Blogs - I don’t have time to read blogs on a regular basis, but here are a few for you.
Admissions Cafe - I’ve only read one of their blogs, on the “invisible gorilla,” but it was terrific.
The Choice - The New York Times - while The Choice has been discontinued, the site is still up and contains some terrific pieces for you.
Class Struggle - Jay Mathews column in The Washington Post
College Admission From Application to Acceptance - Robin Mamlet and Christine VanDeVelde’s companion site to their book. They’ve got several interesting areas in here, including a section entitled “5 Questions for the Dean.”
College Counseling Culture - Will Dix
College Mapper - Susanna Cerasuolo
The College Solution - Lynn O’Shaughnessy
Counselor’s Corner - Patrick O’Connor; while these articles are still available, Patrick now writes articles for the Huffington Post. Find his most recent pieces here.
Head Count - The Chronicle of Higher Education
Inside Higher Ed’s Blog U - I read, when I see it, John Lombardi’s “Reality Check.”
Noel-Levitz blog - may be of interest to enrollment managers.
TheSimpleDollar - this site has a number of very good blogs on financial literacy (caveat emptor: this site is unobtrusively sponsored by credit card companies, but what I particularly like about it is that it includes a disclosure statement to this effect, right up front, when discussing credit cards).
Apps (I don’t use any of these, except iTunesU, but found them with a quick search at the App Store)
ACT Test Bank 36
Adapster (SAT Math)
College Guide - Post 9/11 GI Bill Benefits for Military - search for Yellow Ribbon colleges.
College Hunch - search engine app.
Fiske Interactive College Guide
Grammarly Keyboard - this links to a Grammarly blog on the app
Kaplan SAT Study Cubes
Peterson’s College Guide
SAT* from Arcadia Prep
SAT Score Converter - from the College Board
SAT Score Quest
SAT Vocab Challenge
The Official SAT Question of the Day
Also, not seen at the App Store but seen at exhibitor booths at meetings:
Quad to Quad
Find forums for professionals at NACAC, IECA, HECA, and LinkedIn.
College Confidential has a forum for families. Caveat emptor: While these types of forums can be helpful (for students and parents), they can also contain misinformation.
News Feeds, Trade Papers, and Magazines:
Journal of College Admission, from NACAC
Edudemic.com - particularly useful if your school uses technology in the classroom.
Edutopia.org, from The George Lucas Foundation
The Chronicle of Higher Education
Enrollment Management Review, from the College Board
Inside Higher Ed
Postsecondary Education OPPORTUNITY - Tom Mortenson’s public policy analysis site, you’ll find some useful graphics and studies here.

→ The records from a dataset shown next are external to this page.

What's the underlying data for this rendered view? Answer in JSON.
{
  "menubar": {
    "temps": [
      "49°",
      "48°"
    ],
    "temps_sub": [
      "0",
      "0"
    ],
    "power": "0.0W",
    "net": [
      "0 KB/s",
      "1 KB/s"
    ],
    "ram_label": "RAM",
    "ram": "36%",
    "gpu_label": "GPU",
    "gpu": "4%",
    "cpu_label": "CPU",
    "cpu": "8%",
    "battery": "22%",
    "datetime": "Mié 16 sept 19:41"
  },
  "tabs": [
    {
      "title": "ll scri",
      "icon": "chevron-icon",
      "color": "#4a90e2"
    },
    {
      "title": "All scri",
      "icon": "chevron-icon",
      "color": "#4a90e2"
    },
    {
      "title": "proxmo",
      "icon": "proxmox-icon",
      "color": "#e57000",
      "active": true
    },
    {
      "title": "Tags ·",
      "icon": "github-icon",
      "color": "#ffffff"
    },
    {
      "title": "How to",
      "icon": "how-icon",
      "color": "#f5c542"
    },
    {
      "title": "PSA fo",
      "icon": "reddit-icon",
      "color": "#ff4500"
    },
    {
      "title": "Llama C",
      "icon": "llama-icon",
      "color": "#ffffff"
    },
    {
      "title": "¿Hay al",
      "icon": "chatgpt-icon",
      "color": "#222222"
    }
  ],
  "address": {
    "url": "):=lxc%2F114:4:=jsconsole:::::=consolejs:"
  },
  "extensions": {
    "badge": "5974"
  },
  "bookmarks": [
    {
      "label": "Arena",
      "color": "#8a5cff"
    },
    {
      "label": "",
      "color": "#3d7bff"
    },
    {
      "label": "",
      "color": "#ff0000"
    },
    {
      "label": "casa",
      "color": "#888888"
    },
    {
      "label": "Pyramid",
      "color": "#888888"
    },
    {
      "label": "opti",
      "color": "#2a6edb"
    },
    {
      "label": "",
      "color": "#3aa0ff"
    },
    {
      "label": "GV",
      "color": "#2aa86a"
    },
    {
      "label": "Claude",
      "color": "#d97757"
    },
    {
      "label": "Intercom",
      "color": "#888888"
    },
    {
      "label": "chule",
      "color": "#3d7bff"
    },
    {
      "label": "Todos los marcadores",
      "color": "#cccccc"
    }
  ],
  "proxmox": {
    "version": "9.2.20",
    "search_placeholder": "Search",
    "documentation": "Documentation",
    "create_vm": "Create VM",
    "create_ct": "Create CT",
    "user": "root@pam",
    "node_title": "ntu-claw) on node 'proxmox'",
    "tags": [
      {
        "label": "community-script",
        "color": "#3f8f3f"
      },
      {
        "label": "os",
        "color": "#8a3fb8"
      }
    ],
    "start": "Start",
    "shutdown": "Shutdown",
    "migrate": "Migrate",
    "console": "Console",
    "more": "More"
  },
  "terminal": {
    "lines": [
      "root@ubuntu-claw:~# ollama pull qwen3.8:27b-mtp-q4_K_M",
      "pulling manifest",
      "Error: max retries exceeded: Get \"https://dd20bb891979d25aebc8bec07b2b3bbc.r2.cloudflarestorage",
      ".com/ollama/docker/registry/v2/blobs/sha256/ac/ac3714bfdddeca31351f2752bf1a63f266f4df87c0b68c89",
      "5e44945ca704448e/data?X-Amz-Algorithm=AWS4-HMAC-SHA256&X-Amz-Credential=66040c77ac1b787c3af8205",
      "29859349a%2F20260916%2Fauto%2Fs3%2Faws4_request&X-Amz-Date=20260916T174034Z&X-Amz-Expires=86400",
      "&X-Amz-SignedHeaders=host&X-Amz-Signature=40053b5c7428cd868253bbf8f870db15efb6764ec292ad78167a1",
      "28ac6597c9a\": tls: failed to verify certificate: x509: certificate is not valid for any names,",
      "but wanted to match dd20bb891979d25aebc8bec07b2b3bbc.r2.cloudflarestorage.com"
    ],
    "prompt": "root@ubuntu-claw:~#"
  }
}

@CollegeVale - as I save most of my yapping for my classroom, you’ll only receive links to articles in the news from @CollegeVale.
Some Twitter discussion forums you might want to check out: #collegecash, #EMchat, #edchat, #schoolcounselors, #sccrowd, #scchat.